Jordan Strauss/Invision/AP

Richard Gere, ‘The Lords of Flatbush’ (1974)

This is hilarious, and I’ll let Gere’s would-be costar in the film, Sylvester Stallone, take it away: “The original part of Chico, which was played by Perry King, was originally supposed to be played by Richard Gere, but we never hit it off,” Stallone told Ain’t It Cool News. “He would strut around in his oversized motorcycle jacket like he was the baddest knight at the round table. One day, during an improv, he grabbed me (we were simulating a fight scene) and got a little carried away. I told him in a gentle fashion to lighten up, but he was completely in character and impossible to deal with. Then we were rehearsing at Coney Island and it was lunchtime, so we decided to take a break, and the only place that was warm was in the backseat of a Toyota. I was eating a hotdog and he climbs in with a half a chicken covered in mustard with grease nearly dripping out of the aluminum wrapper. I said, ‘That thing is going to drip all over the place.’ He said, ‘Don’t worry about it.’ I said, ‘If it gets on my pants you’re gonna know about it.’ He proceeds to bite into the chicken and a small, greasy river of mustard lands on my thigh. I elbowed him in the side of the head and basically pushed him out of the car. The director had to make a choice: one of us had to go, one of us had to stay. Richard was given his walking papers and to this day seriously dislikes me.”

Hulton Archive/Getty

Gig Young, ‘Blazing Saddles’ (1974)

In Mel Brooks’s comedy classic, Gig Young was originally cast as the Waco Kid, the only ally of the new black sheriff Bart (Cleavon Little), in the Old West. According to Turner Classic Movies, “Gig Young was originally cast in the role (John Wayne had already turned the part down as being too silly), but on the day of the scene in which the Kid, drunk in his cell, first meets Bart, Young, a certified drinker himself, was doing some serious method acting and was carried away with the tremors. Wilder, who had reportedly begged Brooks for the part early on, was on a plane a day later to take over.”

Jon Kopaloff/Getty

Rip Torn, ‘Easy Rider’ (1969)

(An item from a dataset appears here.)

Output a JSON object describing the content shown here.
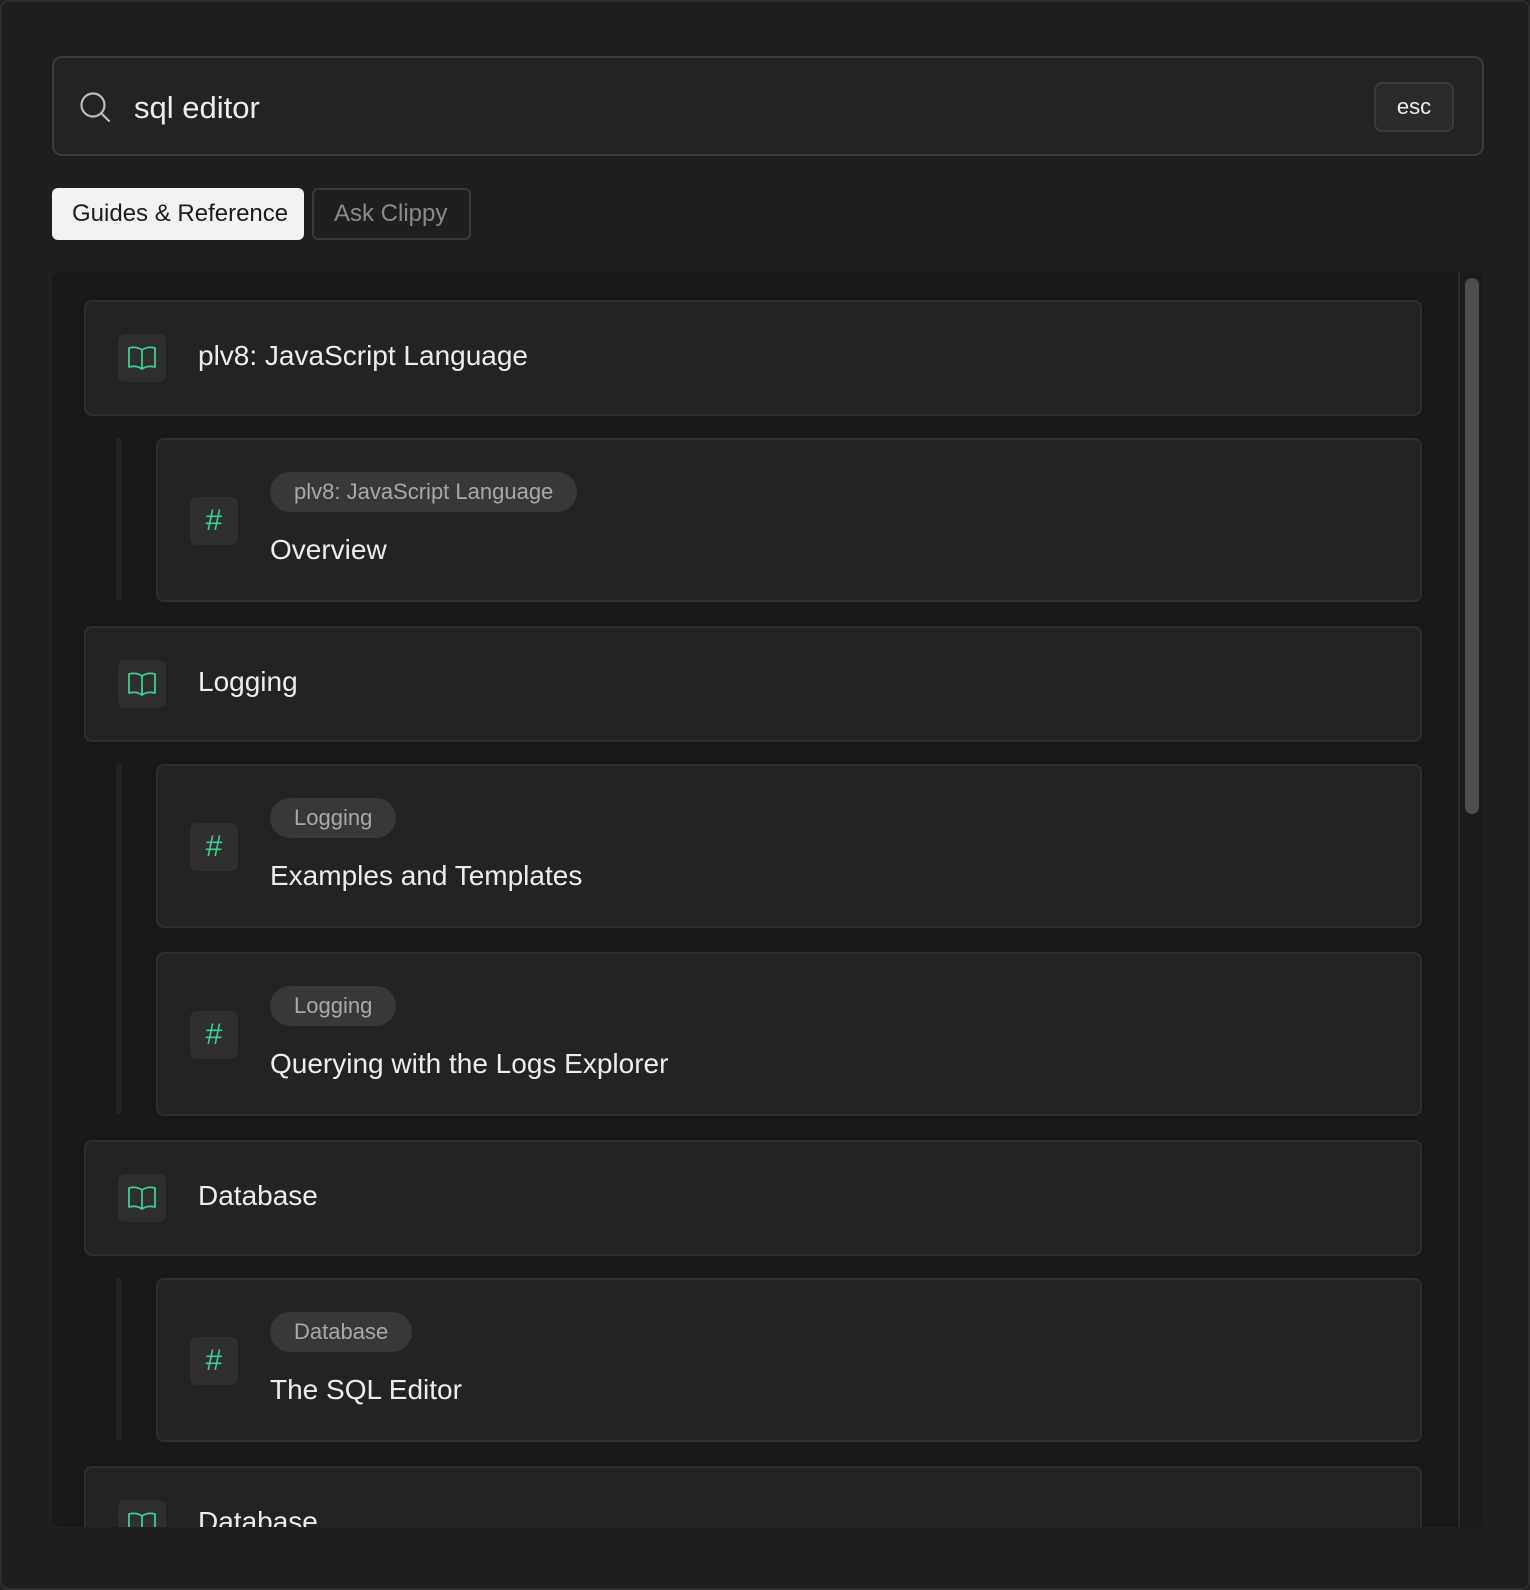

This one’s a bit tricky. Torn has a history of volatile behavior, including his notorious attack on Norman Mailer—with hammer—during the filming of Maidstone, which was all caught on camera. Torn was initially cast as George Hanson, part of a trio of hippie bikers in Dennis Hopper’s groundbreaking film Easy Rider. According to Peter Biskind’s book, Easy Riders, Raging Bulls, Torn met Hopper and co-star Henry Fonda at a restaurant in New York to chat about the role, and Hopper began criticizing “rednecks” he’d crossed paths with down South. Torn took offense—he’s from Texas—and the two almost came to blows, so Torn was replaced with Jack Nicholson in what would prove to be Nicholson’s breakout role. Later, in a 1994 interview with Jay Leno on The Tonight Show, Hopper claimed Torn pulled a knife on him. The allegation turned out to be false, and Torn successfully sued Hopper for defamation, according to the Los Angeles Times.

Michael Ochs Archives/Getty

Judy Garland, ‘Valley of the Dolls’ (1967)

The star of The Wizard of Oz was originally cast in the role of Helen Lawson in filmmaker Mark Robson’s camp classic. However, Garland, who had a life-long struggle with substance abuse, was fired for being drunk on set and replaced by Susan Hayward. According to Garland’s would-be co-star, Patty Duke, “[Garland] was charming and funny—oh, very funny—but she was having a problem with alcohol and I don’t know about other things. So the director, who was the meanest son of a bitch I ever met in my life… he kept [Garland] waiting and waiting. She had to come in at 6:30 in the morning and he wouldn’t even plan to get to her until four in the afternoon. She was very down to earth, so she didn’t mind waiting. What I minded was that there were gentlemen around her who supplied her with wine and other things, so when she finally did get called to the set, she couldn’t function very well… and she crumbled.”